Kenya’s residential sector has continued to record improved performance, even as the retail and commercial spaces continues to record a decline.
This is according to the Status of the Built Environment for Kenya, which reveals that the residential sector recorded an improvement in performance with average total returns to investors coming in at 5.1 per cent year on year, up from 4.7 per cent recorded in the 2020 financial year.
The analysis is drawn from data collected from Cytonn market review between January and July 2021.
As per the analysis, the improved performance was also realized in the apartments market which recorded average total returns of 5.3 per cent year on year compared to the detached units which recorded average total returns of 4.8 per cent.

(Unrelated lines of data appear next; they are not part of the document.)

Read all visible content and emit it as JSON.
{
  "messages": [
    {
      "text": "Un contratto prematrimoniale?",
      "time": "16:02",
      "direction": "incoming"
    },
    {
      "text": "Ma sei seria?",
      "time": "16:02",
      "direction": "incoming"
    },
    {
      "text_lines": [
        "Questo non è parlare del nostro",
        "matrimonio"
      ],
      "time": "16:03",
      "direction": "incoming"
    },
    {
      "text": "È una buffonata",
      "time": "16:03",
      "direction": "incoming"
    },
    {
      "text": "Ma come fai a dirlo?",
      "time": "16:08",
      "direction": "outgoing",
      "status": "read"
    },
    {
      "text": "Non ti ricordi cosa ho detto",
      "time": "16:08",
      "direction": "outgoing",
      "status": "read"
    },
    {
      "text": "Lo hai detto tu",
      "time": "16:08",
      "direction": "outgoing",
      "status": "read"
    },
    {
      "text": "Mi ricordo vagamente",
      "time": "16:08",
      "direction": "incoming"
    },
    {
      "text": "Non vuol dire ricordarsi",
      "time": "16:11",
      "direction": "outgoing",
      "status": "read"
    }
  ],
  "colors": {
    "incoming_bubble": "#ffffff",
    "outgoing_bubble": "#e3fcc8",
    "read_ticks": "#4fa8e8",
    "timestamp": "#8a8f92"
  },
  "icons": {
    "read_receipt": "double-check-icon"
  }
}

Detached units in areas such as Rosslyn, Ruiru and Kitisuru recorded the highest average year on year returns at 6.7 per cent, 6.3 per cent and 5.9 per cent, respectively.
Apartments in Westlands, and, South C which traditionally houses Nairobi’s city’s middle-income earners, recorded the highest average year on year total returns of 6.8 per cent and 6.5 per cent respectively.
The 2021 Q’1 Market Review by Cytonn revealed that Gigiri and Karen were the best performing submarkets recording average rental yields of 8.3 per cent and 8 per cent, respectively.
This may be attributed to their superior locations, availability of high-quality office spaces charging prime rental prices, relatively good infrastructure, and low supply of commercial office spaces within the markets
The analysis further states that Westlands and Karen were the best performing nodes in the retail sector in the first Quarter of 2021 recording average rental yields of 10.1 per cent compared to the overall market average of 7.4 per cent.
The performance is attributed to the presence of affluent residents who have a high consumer purchasing power with the areas hosting high-end income earners.
It is also on account of the ease of access to the areas, and, relatively high occupancy rates of above 81 per cent against the market average of 74.9 per cent.
On the other hand, the average rental yield in the commercial office sector is expected to decline to 6.8 per cent from 7 per cent in 2020, attributable to the oversupply, with the average occupancy rates expected to decline by 2.7 percentage points from 77.7 per cent to 75 per cent.
“The subdued performance comes with reduced demand in the office spaces as businesses scale down due to financial constraints while others adopt the working from home strategy,” the report says.
Listed real estate is also expected to continue performing poorly in 2021 with the Fahari I-Reit having opened the year at a relatively low trading price of Sh5.8 per share.
This is coupled with the expected negative performance of the office sector and lack of investor appetite in the instrument due to negative investor sentiments.
“All in all, there are still viable investment opportunities in areas such as Karen, Gigiri and Westlands, which continue to have relatively high returns compared to the market averages.”
The report notes that the industrial sector was characterized by low vacancies and recovering rental growth.
In the first quarter of 2021 nominal rentals for prime space of 500 m² on a national level grew by 1 per cent year on year.
“This is better than the 0.5 per cent growth achieved in 2020, but still well below the 5 per cent rental growth of 2019.”
According to the report, the slow rental growth shows that the industrial market is also feeling the effect of the weak economy, although accompanied by less pain than the office and retail property markets.
The above notwithstanding, an April 2021 report revealed that Kenya’s industrial real estate sector is undergoing a transformation with the traditional design of warehouses giving way to modern ones that are located in more convenient locations.